PROVIDED MATERIAL below:

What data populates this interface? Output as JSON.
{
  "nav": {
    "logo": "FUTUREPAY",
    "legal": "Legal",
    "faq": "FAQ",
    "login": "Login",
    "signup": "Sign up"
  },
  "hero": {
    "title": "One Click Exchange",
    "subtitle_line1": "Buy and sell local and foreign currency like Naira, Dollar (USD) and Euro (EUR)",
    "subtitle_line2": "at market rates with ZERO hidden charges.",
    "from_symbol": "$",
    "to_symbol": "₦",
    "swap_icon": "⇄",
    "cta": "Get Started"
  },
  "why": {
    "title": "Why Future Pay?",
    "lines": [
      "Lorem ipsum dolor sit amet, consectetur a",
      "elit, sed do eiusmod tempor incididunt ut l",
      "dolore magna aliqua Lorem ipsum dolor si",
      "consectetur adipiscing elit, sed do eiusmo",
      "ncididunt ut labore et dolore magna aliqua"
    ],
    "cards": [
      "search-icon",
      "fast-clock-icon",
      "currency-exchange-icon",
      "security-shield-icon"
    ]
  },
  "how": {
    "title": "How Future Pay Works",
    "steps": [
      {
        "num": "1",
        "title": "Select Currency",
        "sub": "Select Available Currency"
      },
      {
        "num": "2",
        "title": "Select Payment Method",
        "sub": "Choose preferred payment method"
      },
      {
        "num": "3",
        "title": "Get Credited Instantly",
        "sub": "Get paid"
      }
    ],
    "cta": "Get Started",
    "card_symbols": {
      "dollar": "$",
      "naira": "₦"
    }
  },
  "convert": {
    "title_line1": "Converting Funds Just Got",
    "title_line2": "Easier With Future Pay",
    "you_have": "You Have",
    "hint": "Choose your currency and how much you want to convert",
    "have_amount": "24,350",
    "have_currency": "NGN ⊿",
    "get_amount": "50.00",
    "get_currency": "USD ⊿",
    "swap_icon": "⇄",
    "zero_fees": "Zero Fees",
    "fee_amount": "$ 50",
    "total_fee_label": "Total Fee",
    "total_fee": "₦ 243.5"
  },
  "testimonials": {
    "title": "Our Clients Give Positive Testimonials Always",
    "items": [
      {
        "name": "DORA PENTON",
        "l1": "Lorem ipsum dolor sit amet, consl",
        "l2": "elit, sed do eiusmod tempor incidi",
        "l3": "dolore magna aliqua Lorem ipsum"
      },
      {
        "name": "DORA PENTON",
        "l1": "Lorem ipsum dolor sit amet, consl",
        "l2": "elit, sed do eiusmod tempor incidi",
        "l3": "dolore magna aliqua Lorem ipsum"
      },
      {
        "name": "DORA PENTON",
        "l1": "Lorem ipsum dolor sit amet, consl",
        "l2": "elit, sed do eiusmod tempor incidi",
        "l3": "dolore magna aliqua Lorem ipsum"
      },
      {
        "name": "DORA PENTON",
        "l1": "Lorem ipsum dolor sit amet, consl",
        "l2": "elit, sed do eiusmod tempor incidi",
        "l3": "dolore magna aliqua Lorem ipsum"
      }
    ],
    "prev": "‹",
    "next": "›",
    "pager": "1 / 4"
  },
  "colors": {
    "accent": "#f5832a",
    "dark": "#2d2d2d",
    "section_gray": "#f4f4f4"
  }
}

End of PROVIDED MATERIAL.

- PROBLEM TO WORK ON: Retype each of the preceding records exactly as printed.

- SOLUTION BELOW:
What data populates this interface? Output as JSON.
{
  "nav": {
    "logo": "FUTUREPAY",
    "legal": "Legal",
    "faq": "FAQ",
    "login": "Login",
    "signup": "Sign up"
  },
  "hero": {
    "title": "One Click Exchange",
    "subtitle_line1": "Buy and sell local and foreign currency like Naira, Dollar (USD) and Euro (EUR)",
    "subtitle_line2": "at market rates with ZERO hidden charges.",
    "from_symbol": "$",
    "to_symbol": "₦",
    "swap_icon": "⇄",
    "cta": "Get Started"
  },
  "why": {
    "title": "Why Future Pay?",
    "lines": [
      "Lorem ipsum dolor sit amet, consectetur a",
      "elit, sed do eiusmod tempor incididunt ut l",
      "dolore magna aliqua Lorem ipsum dolor si",
      "consectetur adipiscing elit, sed do eiusmo",
      "ncididunt ut labore et dolore magna aliqua"
    ],
    "cards": [
      "search-icon",
      "fast-clock-icon",
      "currency-exchange-icon",
      "security-shield-icon"
    ]
  },
  "how": {
    "title": "How Future Pay Works",
    "steps": [
      {
        "num": "1",
        "title": "Select Currency",
        "sub": "Select Available Currency"
      },
      {
        "num": "2",
        "title": "Select Payment Method",
        "sub": "Choose preferred payment method"
      },
      {
        "num": "3",
        "title": "Get Credited Instantly",
        "sub": "Get paid"
      }
    ],
    "cta": "Get Started",
    "card_symbols": {
      "dollar": "$",
      "naira": "₦"
    }
  },
  "convert": {
    "title_line1": "Converting Funds Just Got",
    "title_line2": "Easier With Future Pay",
    "you_have": "You Have",
    "hint": "Choose your currency and how much you want to convert",
    "have_amount": "24,350",
    "have_currency": "NGN ⊿",
    "get_amount": "50.00",
    "get_currency": "USD ⊿",
    "swap_icon": "⇄",
    "zero_fees": "Zero Fees",
    "fee_amount": "$ 50",
    "total_fee_label": "Total Fee",
    "total_fee": "₦ 243.5"
  },
  "testimonials": {
    "title": "Our Clients Give Positive Testimonials Always",
    "items": [
      {
        "name": "DORA PENTON",
        "l1": "Lorem ipsum dolor sit amet, consl",
        "l2": "elit, sed do eiusmod tempor incidi",
        "l3": "dolore magna aliqua Lorem ipsum"
      },
      {
        "name": "DORA PENTON",
        "l1": "Lorem ipsum dolor sit amet, consl",
        "l2": "elit, sed do eiusmod tempor incidi",
        "l3": "dolore magna aliqua Lorem ipsum"
      },
      {
        "name": "DORA PENTON",
        "l1": "Lorem ipsum dolor sit amet, consl",
        "l2": "elit, sed do eiusmod tempor incidi",
        "l3": "dolore magna aliqua Lorem ipsum"
      },
      {
        "name": "DORA PENTON",
        "l1": "Lorem ipsum dolor sit amet, consl",
        "l2": "elit, sed do eiusmod tempor incidi",
        "l3": "dolore magna aliqua Lorem ipsum"
      }
    ],
    "prev": "‹",
    "next": "›",
    "pager": "1 / 4"
  },
  "colors": {
    "accent": "#f5832a",
    "dark": "#2d2d2d",
    "section_gray": "#f4f4f4"
  }
}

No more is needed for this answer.